With the feedback from the director of the reading, I edited out parts that were either too long or didn’t work. I was considering how to put together a future production, when the opportunity came to have a reading as part of The Pulp Stage’s Pulp Diction late-night reading series for Fertile Ground. I have done further edits, with the advice of my director, to make the play work even better. I am really excited to be sharing my work with the Portland theatre community.
The process of my work is the process of my life. I determine what I want and the let the scenes and the pieces fall into place. And I can never completely plan what will happen.
Thanksgiving serves far more than turkey, gravy and mashed potatoes. For me, it also dishes out juicy, painful memories.
Here are my worst holiday moments. Forgive me if they taste a little bitter.
1. 1979: Sitting at the cousin’s table drooling for turkey, until learning the adults had devoured the entire bird. What did we kids eat? Hormel canned ham. I wanted to kill aunt Betty. As a matter of fact, I wish I would have. Her head would have tasted better.
2. 2007: Tip–Don’t break up with your girlfriend three weeks prior to Thanksgiving. Unless, of course, you enjoy spending the holiday alone eating a turkey sandwich while watching Children of a Lesser God.
3. 2006: Making the mistake of attending a vegan dinner. Tofurkey “log” is an apt description, because it tasted like a burnt sawdust turd.
4. 1974: “I swear to God, grandma, I did not pee on Tammy and JJ from the oak tree.” But I wish I would have.
5. 2002: Thinking I would get laid, I drove to San Diego with a girl I barely knew, to spend the holiday with her friends. She forgot to mention they were super Christians. At the end of a 12-minute opening prayer where the host offered his graciousness to everyone on the planet—including Charlton Heston—I added “You forgot my mom.”
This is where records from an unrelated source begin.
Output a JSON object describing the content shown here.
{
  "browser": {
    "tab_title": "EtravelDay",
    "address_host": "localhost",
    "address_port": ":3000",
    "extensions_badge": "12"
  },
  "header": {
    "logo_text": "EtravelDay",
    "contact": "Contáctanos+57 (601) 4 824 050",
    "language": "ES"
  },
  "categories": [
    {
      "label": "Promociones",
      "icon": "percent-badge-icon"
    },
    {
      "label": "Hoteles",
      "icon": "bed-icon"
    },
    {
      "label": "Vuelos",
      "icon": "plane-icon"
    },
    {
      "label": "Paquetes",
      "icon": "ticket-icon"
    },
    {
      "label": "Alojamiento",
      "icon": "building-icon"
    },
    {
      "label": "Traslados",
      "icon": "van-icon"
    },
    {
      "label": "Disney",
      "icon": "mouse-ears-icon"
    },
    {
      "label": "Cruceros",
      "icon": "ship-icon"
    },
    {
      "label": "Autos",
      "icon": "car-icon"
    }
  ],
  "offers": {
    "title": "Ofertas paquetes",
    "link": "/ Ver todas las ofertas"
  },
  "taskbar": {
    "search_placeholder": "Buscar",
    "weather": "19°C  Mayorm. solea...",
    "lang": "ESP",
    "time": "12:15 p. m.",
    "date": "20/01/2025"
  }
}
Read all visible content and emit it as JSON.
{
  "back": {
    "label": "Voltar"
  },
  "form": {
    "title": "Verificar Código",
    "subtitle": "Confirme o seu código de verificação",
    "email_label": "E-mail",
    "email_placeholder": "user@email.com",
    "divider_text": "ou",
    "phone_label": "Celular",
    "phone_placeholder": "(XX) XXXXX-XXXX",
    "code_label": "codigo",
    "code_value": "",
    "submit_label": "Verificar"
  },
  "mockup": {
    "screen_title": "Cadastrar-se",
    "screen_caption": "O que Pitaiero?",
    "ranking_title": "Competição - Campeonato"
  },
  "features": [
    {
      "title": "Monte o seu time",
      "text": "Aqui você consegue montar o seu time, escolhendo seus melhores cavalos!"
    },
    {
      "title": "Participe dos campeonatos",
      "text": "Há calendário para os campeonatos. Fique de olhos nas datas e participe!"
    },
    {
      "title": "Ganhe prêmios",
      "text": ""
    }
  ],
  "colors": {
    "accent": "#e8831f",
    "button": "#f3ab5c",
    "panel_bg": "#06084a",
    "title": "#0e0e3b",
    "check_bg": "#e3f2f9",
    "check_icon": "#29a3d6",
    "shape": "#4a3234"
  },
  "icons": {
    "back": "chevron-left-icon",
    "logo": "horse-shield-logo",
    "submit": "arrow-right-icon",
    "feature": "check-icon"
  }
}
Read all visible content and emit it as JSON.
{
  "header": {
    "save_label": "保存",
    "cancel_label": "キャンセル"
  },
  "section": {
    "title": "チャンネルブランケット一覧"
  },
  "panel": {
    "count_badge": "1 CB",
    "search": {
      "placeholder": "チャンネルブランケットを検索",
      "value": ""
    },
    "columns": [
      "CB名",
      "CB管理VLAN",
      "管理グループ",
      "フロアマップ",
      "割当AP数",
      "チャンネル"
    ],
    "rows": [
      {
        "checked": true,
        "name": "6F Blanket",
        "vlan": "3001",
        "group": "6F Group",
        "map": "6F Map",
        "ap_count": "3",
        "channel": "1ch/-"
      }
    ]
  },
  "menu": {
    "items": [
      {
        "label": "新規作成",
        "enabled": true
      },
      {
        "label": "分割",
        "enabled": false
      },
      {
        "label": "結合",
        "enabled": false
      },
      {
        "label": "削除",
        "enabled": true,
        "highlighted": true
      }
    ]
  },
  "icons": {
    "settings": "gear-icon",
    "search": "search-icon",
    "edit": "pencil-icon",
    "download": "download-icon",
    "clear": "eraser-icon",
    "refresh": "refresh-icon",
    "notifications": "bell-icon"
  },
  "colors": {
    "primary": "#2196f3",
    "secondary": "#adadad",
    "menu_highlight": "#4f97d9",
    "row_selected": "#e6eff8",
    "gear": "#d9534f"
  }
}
Their reaction? Total silence and awkward stares.
I’m still grateful that I made that quip.